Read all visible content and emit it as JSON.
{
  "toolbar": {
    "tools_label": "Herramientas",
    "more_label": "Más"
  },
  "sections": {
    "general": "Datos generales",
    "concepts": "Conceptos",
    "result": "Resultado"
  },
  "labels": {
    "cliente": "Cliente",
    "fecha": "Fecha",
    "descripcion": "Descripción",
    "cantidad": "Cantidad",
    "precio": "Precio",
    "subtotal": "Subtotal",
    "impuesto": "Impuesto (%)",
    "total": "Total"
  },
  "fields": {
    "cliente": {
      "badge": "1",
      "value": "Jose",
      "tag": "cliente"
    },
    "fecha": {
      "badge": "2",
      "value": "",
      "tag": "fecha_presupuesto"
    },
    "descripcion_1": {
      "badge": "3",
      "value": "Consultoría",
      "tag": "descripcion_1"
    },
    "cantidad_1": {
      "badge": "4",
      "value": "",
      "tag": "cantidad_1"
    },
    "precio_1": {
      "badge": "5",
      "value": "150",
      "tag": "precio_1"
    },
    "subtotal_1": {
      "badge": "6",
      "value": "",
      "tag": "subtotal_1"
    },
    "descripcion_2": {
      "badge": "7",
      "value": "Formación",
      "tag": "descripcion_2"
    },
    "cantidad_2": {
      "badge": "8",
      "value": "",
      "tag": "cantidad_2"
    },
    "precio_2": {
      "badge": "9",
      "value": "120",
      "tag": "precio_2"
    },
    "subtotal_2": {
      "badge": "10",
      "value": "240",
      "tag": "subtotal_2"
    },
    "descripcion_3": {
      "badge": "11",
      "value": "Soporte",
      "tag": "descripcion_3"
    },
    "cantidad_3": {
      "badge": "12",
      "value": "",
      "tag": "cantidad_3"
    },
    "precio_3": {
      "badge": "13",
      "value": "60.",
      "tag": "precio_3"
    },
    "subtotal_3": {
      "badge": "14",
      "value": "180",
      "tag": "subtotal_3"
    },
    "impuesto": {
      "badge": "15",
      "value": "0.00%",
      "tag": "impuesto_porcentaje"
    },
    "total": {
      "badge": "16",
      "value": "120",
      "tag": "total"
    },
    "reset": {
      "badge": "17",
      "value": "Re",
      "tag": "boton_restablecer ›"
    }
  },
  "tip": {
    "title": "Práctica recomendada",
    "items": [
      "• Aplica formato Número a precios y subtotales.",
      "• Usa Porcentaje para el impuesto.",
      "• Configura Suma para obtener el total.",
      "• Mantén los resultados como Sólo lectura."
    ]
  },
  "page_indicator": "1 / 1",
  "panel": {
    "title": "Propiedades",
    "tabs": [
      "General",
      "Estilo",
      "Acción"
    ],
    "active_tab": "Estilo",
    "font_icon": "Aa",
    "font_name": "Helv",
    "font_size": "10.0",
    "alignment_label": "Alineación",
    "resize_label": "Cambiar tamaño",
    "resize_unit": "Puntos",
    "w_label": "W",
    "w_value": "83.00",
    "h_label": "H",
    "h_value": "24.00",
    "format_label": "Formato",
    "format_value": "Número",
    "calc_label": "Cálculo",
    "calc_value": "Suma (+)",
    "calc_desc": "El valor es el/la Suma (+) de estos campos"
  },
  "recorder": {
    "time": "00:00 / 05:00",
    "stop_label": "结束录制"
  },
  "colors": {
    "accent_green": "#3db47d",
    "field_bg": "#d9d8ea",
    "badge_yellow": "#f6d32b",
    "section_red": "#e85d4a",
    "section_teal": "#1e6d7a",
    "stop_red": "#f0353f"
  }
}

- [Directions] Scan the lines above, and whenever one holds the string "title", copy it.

- [Your response]
    "title": "Práctica recomendada",
    "title": "Propiedades",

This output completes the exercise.